[Unpublished] 1986. Presented at the All-Africa Conference of Parliamentarians on Population and Development, Harare, Zimbabwe, May 12-16, 1986. 10 p.This paper contains comments on the paper delivered by A. Adepoju to the 1986 PanAfrican Conference of Parlementarians on Population and Development in Harare, Zimbabwe. Scarcely 20 years ago, economists saw migration as a sign of economic progress in which rural populations were slowly transferred to the urban industrial centers where thousands of jobs awaited them. It is now known that the speed and intensity of migration pose serious economic, social, and political problems for African countries. No country has an optimal spatial distribution of population. Natural resources, soil quality, and poles of economic growth are unevenly distributed. Migration is principally a process of adjusting settlement patterns to resources and economic conditions. What is now astounding in Africa is the huge gap between the quality of life in rural and urban areas. The rural exodus of the past 2 decades in most African countries has been due not so much to drought or other natural disasters as to insufficiency of resources in the countryside. A policy to distribute resources between rural and urban zones would constitute a true policy of population distribution. During the decade from 1980-90, the pace of urbanization in Africa is expected to decline. Current projections do not anticipate continuing economic crisis or natural disasters. Creation of urban jobs to combat unemployment in the cities has had the effect of intensifying the rural exodus, transforming the problem of urban unemployment into a permanent structural problem. Rural resettlement programs and sedentarization programs for nomads are limited solutions to problems of spatial distribution which frequently lack true political support for the extended periods necessary to ensure their success. Their greatest challenge is to provide the means of retaining the children of the original settlers so that new migratory flows do not arise from them. Policies to encourage the growth of medium sized cities in order to reduce migration to the capital are even harder to implement than rural resettlement programs, and appear to hold limited promise in Africa. Given the low degree of industrialization in Africa, few countries are capable of creating new urban growth poles offering sufficiently diversified employment to divert migrants from the capital. The observation over the past several decades in Africa has been that the larger the city, the more migrants it attracts. International migration within Africa has probably lessened in intensity since the 1970s due to economic problems in the countryside. Free circulation of population is however required if Africa is to be an economic community. The "brain drain" is a source of worry to many governments despite the shortterm benefits derived from remittances. Overall, few African governments have coherent migration policies. Only by giving migration policy priority in development plans can African countries hope to influence the distribution of their populations.
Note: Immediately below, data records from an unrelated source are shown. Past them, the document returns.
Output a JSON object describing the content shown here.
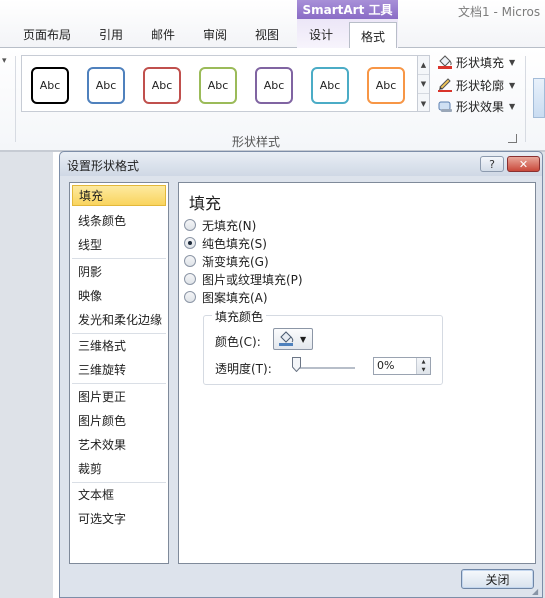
{
  "ribbon": {
    "contextual_group": "SmartArt 工具",
    "document_title": "文档1 - Micros",
    "tabs": [
      {
        "label": "页面布局"
      },
      {
        "label": "引用"
      },
      {
        "label": "邮件"
      },
      {
        "label": "审阅"
      },
      {
        "label": "视图"
      },
      {
        "label": "设计"
      },
      {
        "label": "格式"
      }
    ],
    "active_tab": "格式",
    "gallery": {
      "items": [
        {
          "label": "Abc",
          "color": "#000000"
        },
        {
          "label": "Abc",
          "color": "#4f81bd"
        },
        {
          "label": "Abc",
          "color": "#c0504d"
        },
        {
          "label": "Abc",
          "color": "#9bbb59"
        },
        {
          "label": "Abc",
          "color": "#8064a2"
        },
        {
          "label": "Abc",
          "color": "#4bacc6"
        },
        {
          "label": "Abc",
          "color": "#f79646"
        }
      ]
    },
    "commands": [
      {
        "label": "形状填充",
        "icon": "paint-bucket-icon"
      },
      {
        "label": "形状轮廓",
        "icon": "pencil-icon"
      },
      {
        "label": "形状效果",
        "icon": "shape-effects-icon"
      }
    ],
    "group_label": "形状样式"
  },
  "dialog": {
    "title": "设置形状格式",
    "help_label": "?",
    "close_glyph": "✕",
    "nav": [
      {
        "label": "填充",
        "active": true
      },
      {
        "label": "线条颜色"
      },
      {
        "label": "线型"
      },
      {
        "label": "阴影"
      },
      {
        "label": "映像"
      },
      {
        "label": "发光和柔化边缘"
      },
      {
        "label": "三维格式"
      },
      {
        "label": "三维旋转"
      },
      {
        "label": "图片更正"
      },
      {
        "label": "图片颜色"
      },
      {
        "label": "艺术效果"
      },
      {
        "label": "裁剪"
      },
      {
        "label": "文本框"
      },
      {
        "label": "可选文字"
      }
    ],
    "content_title": "填充",
    "fill_options": [
      {
        "label": "无填充(N)",
        "checked": false
      },
      {
        "label": "纯色填充(S)",
        "checked": true
      },
      {
        "label": "渐变填充(G)",
        "checked": false
      },
      {
        "label": "图片或纹理填充(P)",
        "checked": false
      },
      {
        "label": "图案填充(A)",
        "checked": false
      }
    ],
    "fill_color_group": "填充颜色",
    "color_label": "颜色(C):",
    "transparency_label": "透明度(T):",
    "transparency_value": "0%",
    "transparency_fraction": 0,
    "close_button": "关闭"
  }
}
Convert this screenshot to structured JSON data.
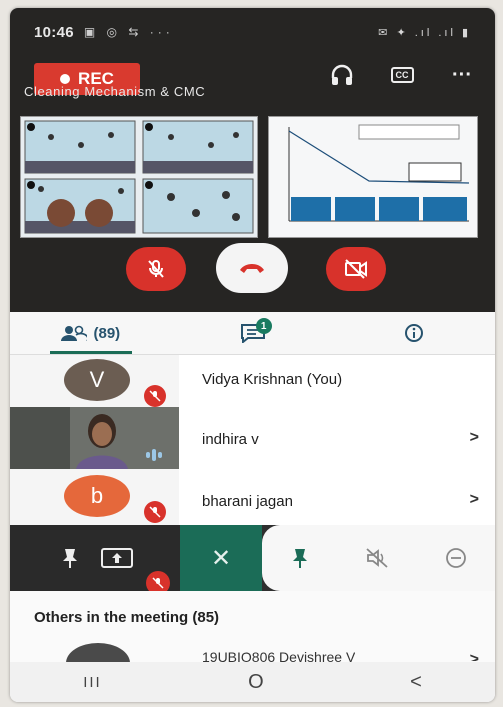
{
  "status_bar": {
    "time": "10:46",
    "left_icons": "▣ ◎ ⇆ ···",
    "right_icons": "✉ ✦ .ıl .ıl ▮"
  },
  "call": {
    "rec_label": "REC",
    "meeting_title": "Cleaning Mechanism & CMC",
    "top_icons": [
      "headphones-icon",
      "captions-icon",
      "more-icon"
    ],
    "cc_label": "CC",
    "more_label": "···"
  },
  "tabs": {
    "people_label": "(89)",
    "chat_badge": "1"
  },
  "participants": [
    {
      "initial": "V",
      "name": "Vidya Krishnan (You)",
      "avatar_color": "#6b5d52",
      "muted": true,
      "has_arrow": false
    },
    {
      "initial": "",
      "name": "indhira v",
      "muted": false,
      "speaking": true,
      "has_arrow": true
    },
    {
      "initial": "b",
      "name": "bharani jagan",
      "avatar_color": "#e5683b",
      "muted": true,
      "has_arrow": true
    }
  ],
  "arrow_label": ">",
  "toolbar": {
    "close_label": "✕"
  },
  "others": {
    "title": "Others in the meeting (85)",
    "partial_name": "19UBIO806 Devishree V"
  },
  "navbar": {
    "recents": "III",
    "home": "O",
    "back": "<"
  },
  "colors": {
    "accent": "#1b6c57",
    "danger": "#d8322b",
    "call_bg": "#262523"
  }
}
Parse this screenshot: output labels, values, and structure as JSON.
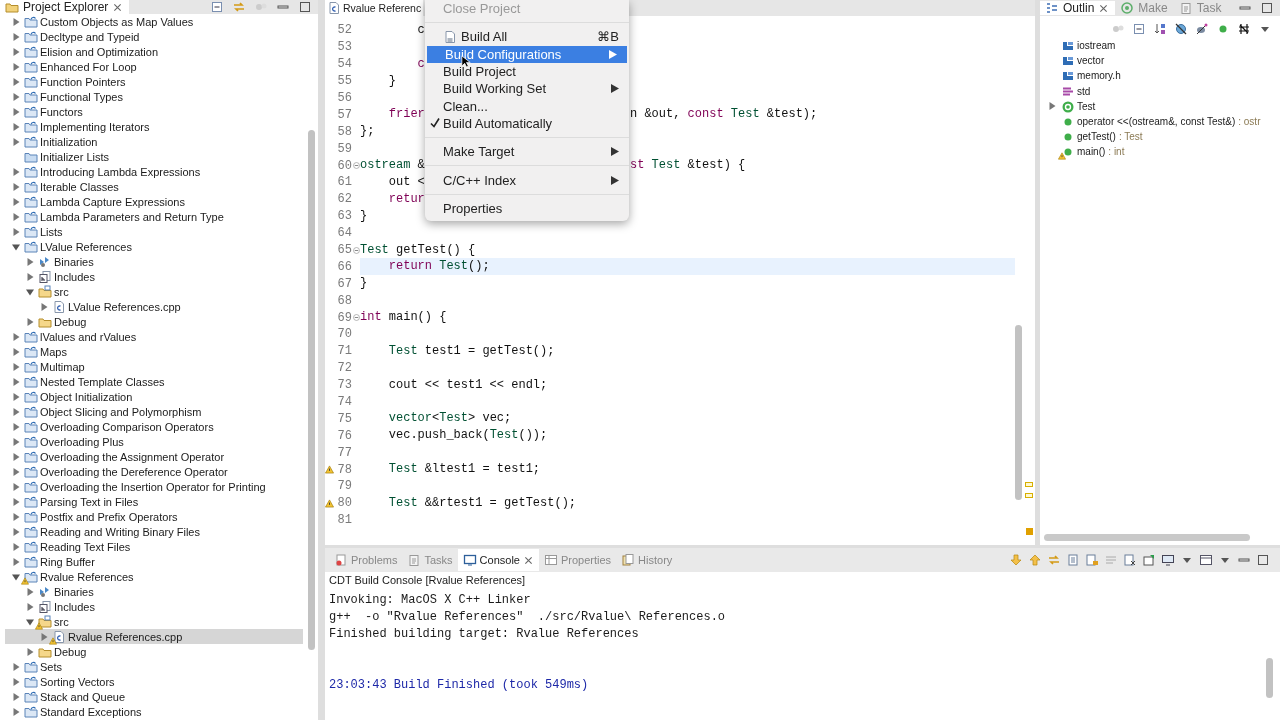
{
  "project_explorer": {
    "tab": {
      "label": "Project Explorer"
    },
    "tree": [
      {
        "label": "Custom Objects as Map Values",
        "kind": "project",
        "expanded": false,
        "selected": false,
        "warning": false
      },
      {
        "label": "Decltype and Typeid",
        "kind": "project",
        "expanded": false,
        "selected": false,
        "warning": false
      },
      {
        "label": "Elision and Optimization",
        "kind": "project",
        "expanded": false,
        "selected": false,
        "warning": false
      },
      {
        "label": "Enhanced For Loop",
        "kind": "project",
        "expanded": false,
        "selected": false,
        "warning": false
      },
      {
        "label": "Function Pointers",
        "kind": "project",
        "expanded": false,
        "selected": false,
        "warning": false
      },
      {
        "label": "Functional Types",
        "kind": "project",
        "expanded": false,
        "selected": false,
        "warning": false
      },
      {
        "label": "Functors",
        "kind": "project",
        "expanded": false,
        "selected": false,
        "warning": false
      },
      {
        "label": "Implementing Iterators",
        "kind": "project",
        "expanded": false,
        "selected": false,
        "warning": false
      },
      {
        "label": "Initialization",
        "kind": "project",
        "expanded": false,
        "selected": false,
        "warning": false
      },
      {
        "label": "Initializer Lists",
        "kind": "closed",
        "selected": false,
        "warning": false
      },
      {
        "label": "Introducing Lambda Expressions",
        "kind": "project",
        "expanded": false,
        "selected": false,
        "warning": false
      },
      {
        "label": "Iterable Classes",
        "kind": "project",
        "expanded": false,
        "selected": false,
        "warning": false
      },
      {
        "label": "Lambda Capture Expressions",
        "kind": "project",
        "expanded": false,
        "selected": false,
        "warning": false
      },
      {
        "label": "Lambda Parameters and Return Type",
        "kind": "project",
        "expanded": false,
        "selected": false,
        "warning": false
      },
      {
        "label": "Lists",
        "kind": "project",
        "expanded": false,
        "selected": false,
        "warning": false
      },
      {
        "label": "LValue References",
        "kind": "project",
        "expanded": true,
        "selected": false,
        "warning": false,
        "children": [
          {
            "label": "Binaries",
            "kind": "binaries",
            "expanded": false,
            "selected": false,
            "warning": false
          },
          {
            "label": "Includes",
            "kind": "includes",
            "expanded": false,
            "selected": false,
            "warning": false
          },
          {
            "label": "src",
            "kind": "src",
            "expanded": true,
            "selected": false,
            "warning": false,
            "children": [
              {
                "label": "LValue References.cpp",
                "kind": "cpp",
                "expanded": false,
                "selected": false,
                "warning": false
              }
            ]
          },
          {
            "label": "Debug",
            "kind": "folder",
            "expanded": false,
            "selected": false,
            "warning": false
          }
        ]
      },
      {
        "label": "lValues and rValues",
        "kind": "project",
        "expanded": false,
        "selected": false,
        "warning": false
      },
      {
        "label": "Maps",
        "kind": "project",
        "expanded": false,
        "selected": false,
        "warning": false
      },
      {
        "label": "Multimap",
        "kind": "project",
        "expanded": false,
        "selected": false,
        "warning": false
      },
      {
        "label": "Nested Template Classes",
        "kind": "project",
        "expanded": false,
        "selected": false,
        "warning": false
      },
      {
        "label": "Object Initialization",
        "kind": "project",
        "expanded": false,
        "selected": false,
        "warning": false
      },
      {
        "label": "Object Slicing and Polymorphism",
        "kind": "project",
        "expanded": false,
        "selected": false,
        "warning": false
      },
      {
        "label": "Overloading Comparison Operators",
        "kind": "project",
        "expanded": false,
        "selected": false,
        "warning": false
      },
      {
        "label": "Overloading Plus",
        "kind": "project",
        "expanded": false,
        "selected": false,
        "warning": false
      },
      {
        "label": "Overloading the Assignment Operator",
        "kind": "project",
        "expanded": false,
        "selected": false,
        "warning": false
      },
      {
        "label": "Overloading the Dereference Operator",
        "kind": "project",
        "expanded": false,
        "selected": false,
        "warning": false
      },
      {
        "label": "Overloading the Insertion Operator for Printing",
        "kind": "project",
        "expanded": false,
        "selected": false,
        "warning": false
      },
      {
        "label": "Parsing Text in Files",
        "kind": "project",
        "expanded": false,
        "selected": false,
        "warning": false
      },
      {
        "label": "Postfix and Prefix Operators",
        "kind": "project",
        "expanded": false,
        "selected": false,
        "warning": false
      },
      {
        "label": "Reading and Writing Binary Files",
        "kind": "project",
        "expanded": false,
        "selected": false,
        "warning": false
      },
      {
        "label": "Reading Text Files",
        "kind": "project",
        "expanded": false,
        "selected": false,
        "warning": false
      },
      {
        "label": "Ring Buffer",
        "kind": "project",
        "expanded": false,
        "selected": false,
        "warning": false
      },
      {
        "label": "Rvalue References",
        "kind": "project",
        "expanded": true,
        "selected": false,
        "warning": true,
        "children": [
          {
            "label": "Binaries",
            "kind": "binaries",
            "expanded": false,
            "selected": false,
            "warning": false
          },
          {
            "label": "Includes",
            "kind": "includes",
            "expanded": false,
            "selected": false,
            "warning": false
          },
          {
            "label": "src",
            "kind": "src",
            "expanded": true,
            "selected": false,
            "warning": true,
            "children": [
              {
                "label": "Rvalue References.cpp",
                "kind": "cpp",
                "expanded": false,
                "selected": true,
                "warning": true
              }
            ]
          },
          {
            "label": "Debug",
            "kind": "folder",
            "expanded": false,
            "selected": false,
            "warning": false
          }
        ]
      },
      {
        "label": "Sets",
        "kind": "project",
        "expanded": false,
        "selected": false,
        "warning": false
      },
      {
        "label": "Sorting Vectors",
        "kind": "project",
        "expanded": false,
        "selected": false,
        "warning": false
      },
      {
        "label": "Stack and Queue",
        "kind": "project",
        "expanded": false,
        "selected": false,
        "warning": false
      },
      {
        "label": "Standard Exceptions",
        "kind": "project",
        "expanded": false,
        "selected": false,
        "warning": false
      }
    ]
  },
  "editor": {
    "tab": {
      "label": "Rvalue Referenc"
    },
    "lines": [
      {
        "number": "52",
        "kind": "plain",
        "current": false,
        "tokens": [
          {
            "text": "        c",
            "kind": "plain"
          }
        ]
      },
      {
        "number": "53",
        "kind": "plain",
        "current": false
      },
      {
        "number": "54",
        "kind": "plain",
        "current": false,
        "tokens": [
          {
            "text": "        c",
            "kind": "keyword"
          }
        ]
      },
      {
        "number": "55",
        "kind": "plain",
        "current": false,
        "tokens": [
          {
            "text": "    }",
            "kind": "plain"
          }
        ]
      },
      {
        "number": "56",
        "kind": "plain",
        "current": false
      },
      {
        "number": "57",
        "kind": "plain",
        "current": false,
        "tokens": [
          {
            "text": "    frier",
            "kind": "keyword"
          }
        ],
        "tokens_after_menu": [
          {
            "text": "n &out, ",
            "kind": "plain"
          },
          {
            "text": "const ",
            "kind": "keyword"
          },
          {
            "text": "Test",
            "kind": "type"
          },
          {
            "text": " &test);",
            "kind": "plain"
          }
        ]
      },
      {
        "number": "58",
        "kind": "plain",
        "current": false,
        "tokens": [
          {
            "text": "};",
            "kind": "plain"
          }
        ]
      },
      {
        "number": "59",
        "kind": "plain",
        "current": false
      },
      {
        "number": "60",
        "kind": "fold",
        "current": false,
        "tokens": [
          {
            "text": "ostream",
            "kind": "type"
          },
          {
            "text": " &",
            "kind": "plain"
          }
        ],
        "tokens_after_menu": [
          {
            "text": "st ",
            "kind": "keyword"
          },
          {
            "text": "Test",
            "kind": "type"
          },
          {
            "text": " &test) {",
            "kind": "plain"
          }
        ]
      },
      {
        "number": "61",
        "kind": "plain",
        "current": false,
        "tokens": [
          {
            "text": "    out <",
            "kind": "plain"
          }
        ]
      },
      {
        "number": "62",
        "kind": "plain",
        "current": false,
        "tokens": [
          {
            "text": "    retur",
            "kind": "keyword"
          }
        ]
      },
      {
        "number": "63",
        "kind": "plain",
        "current": false,
        "tokens": [
          {
            "text": "}",
            "kind": "plain"
          }
        ]
      },
      {
        "number": "64",
        "kind": "plain",
        "current": false
      },
      {
        "number": "65",
        "kind": "fold",
        "current": false,
        "tokens": [
          {
            "text": "Test",
            "kind": "type"
          },
          {
            "text": " getTest() {",
            "kind": "plain"
          }
        ]
      },
      {
        "number": "66",
        "kind": "plain",
        "current": true,
        "tokens": [
          {
            "text": "    return ",
            "kind": "keyword"
          },
          {
            "text": "Test",
            "kind": "type"
          },
          {
            "text": "();",
            "kind": "plain"
          }
        ]
      },
      {
        "number": "67",
        "kind": "plain",
        "current": false,
        "tokens": [
          {
            "text": "}",
            "kind": "plain"
          }
        ]
      },
      {
        "number": "68",
        "kind": "plain",
        "current": false
      },
      {
        "number": "69",
        "kind": "fold",
        "current": false,
        "tokens": [
          {
            "text": "int",
            "kind": "keyword"
          },
          {
            "text": " main() {",
            "kind": "plain"
          }
        ]
      },
      {
        "number": "70",
        "kind": "plain",
        "current": false
      },
      {
        "number": "71",
        "kind": "plain",
        "current": false,
        "tokens": [
          {
            "text": "    Test",
            "kind": "type"
          },
          {
            "text": " test1 = getTest();",
            "kind": "plain"
          }
        ]
      },
      {
        "number": "72",
        "kind": "plain",
        "current": false
      },
      {
        "number": "73",
        "kind": "plain",
        "current": false,
        "tokens": [
          {
            "text": "    cout << test1 << endl;",
            "kind": "plain"
          }
        ]
      },
      {
        "number": "74",
        "kind": "plain",
        "current": false
      },
      {
        "number": "75",
        "kind": "plain",
        "current": false,
        "tokens": [
          {
            "text": "    vector",
            "kind": "type"
          },
          {
            "text": "<",
            "kind": "plain"
          },
          {
            "text": "Test",
            "kind": "type"
          },
          {
            "text": "> vec;",
            "kind": "plain"
          }
        ]
      },
      {
        "number": "76",
        "kind": "plain",
        "current": false,
        "tokens": [
          {
            "text": "    vec.push_back(",
            "kind": "plain"
          },
          {
            "text": "Test",
            "kind": "type"
          },
          {
            "text": "());",
            "kind": "plain"
          }
        ]
      },
      {
        "number": "77",
        "kind": "plain",
        "current": false
      },
      {
        "number": "78",
        "kind": "warning",
        "current": false,
        "tokens": [
          {
            "text": "    Test",
            "kind": "type"
          },
          {
            "text": " &ltest1 = test1;",
            "kind": "plain"
          }
        ]
      },
      {
        "number": "79",
        "kind": "plain",
        "current": false
      },
      {
        "number": "80",
        "kind": "warning",
        "current": false,
        "tokens": [
          {
            "text": "    Test",
            "kind": "type"
          },
          {
            "text": " &&rtest1 = getTest();",
            "kind": "plain"
          }
        ]
      },
      {
        "number": "81",
        "kind": "plain",
        "current": false
      }
    ]
  },
  "context_menu": {
    "sections": [
      {
        "items": [
          {
            "label": "Close Project",
            "kind": "plain",
            "disabled": true,
            "selected": false,
            "checked": false,
            "submenu": false
          }
        ]
      },
      {
        "items": [
          {
            "label": "Build All",
            "kind": "build",
            "shortcut": "⌘B",
            "disabled": false,
            "selected": false,
            "checked": false,
            "submenu": false
          },
          {
            "label": "Build Configurations",
            "kind": "plain",
            "disabled": false,
            "selected": true,
            "checked": false,
            "submenu": true
          },
          {
            "label": "Build Project",
            "kind": "plain",
            "disabled": false,
            "selected": false,
            "checked": false,
            "submenu": false
          },
          {
            "label": "Build Working Set",
            "kind": "plain",
            "disabled": false,
            "selected": false,
            "checked": false,
            "submenu": true
          },
          {
            "label": "Clean...",
            "kind": "plain",
            "disabled": false,
            "selected": false,
            "checked": false,
            "submenu": false
          },
          {
            "label": "Build Automatically",
            "kind": "plain",
            "disabled": false,
            "selected": false,
            "checked": true,
            "submenu": false
          }
        ]
      },
      {
        "items": [
          {
            "label": "Make Target",
            "kind": "plain",
            "disabled": false,
            "selected": false,
            "checked": false,
            "submenu": true
          }
        ]
      },
      {
        "items": [
          {
            "label": "C/C++ Index",
            "kind": "plain",
            "disabled": false,
            "selected": false,
            "checked": false,
            "submenu": true
          }
        ]
      },
      {
        "items": [
          {
            "label": "Properties",
            "kind": "plain",
            "disabled": false,
            "selected": false,
            "checked": false,
            "submenu": false
          }
        ]
      }
    ]
  },
  "outline": {
    "tabs": [
      {
        "label": "Outlin",
        "selected": true
      },
      {
        "label": "Make",
        "selected": false
      },
      {
        "label": "Task",
        "selected": false
      }
    ],
    "items": [
      {
        "label": "iostream",
        "kind": "include",
        "warning": false
      },
      {
        "label": "vector",
        "kind": "include",
        "warning": false
      },
      {
        "label": "memory.h",
        "kind": "include",
        "warning": false
      },
      {
        "label": "std",
        "kind": "namespace",
        "warning": false
      },
      {
        "label": "Test",
        "kind": "class",
        "expanded": false,
        "warning": false
      },
      {
        "label": "operator <<(ostream&, const Test&)",
        "type": ": ostr",
        "kind": "function",
        "warning": false
      },
      {
        "label": "getTest()",
        "type": ": Test",
        "kind": "function",
        "warning": false
      },
      {
        "label": "main()",
        "type": ": int",
        "kind": "function",
        "warning": true
      }
    ]
  },
  "console": {
    "tabs": [
      {
        "label": "Problems",
        "selected": false
      },
      {
        "label": "Tasks",
        "selected": false
      },
      {
        "label": "Console",
        "selected": true
      },
      {
        "label": "Properties",
        "selected": false
      },
      {
        "label": "History",
        "selected": false
      }
    ],
    "title": "CDT Build Console [Rvalue References]",
    "lines": [
      {
        "text": "Invoking: MacOS X C++ Linker",
        "kind": "output"
      },
      {
        "text": "g++  -o \"Rvalue References\"  ./src/Rvalue\\ References.o",
        "kind": "output"
      },
      {
        "text": "Finished building target: Rvalue References",
        "kind": "output"
      },
      {
        "text": "23:03:43 Build Finished (took 549ms)",
        "kind": "status"
      }
    ]
  }
}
Baltimore, Md., Johns Hopkins University Press, 1980. xv, 463 p.Add to my documents.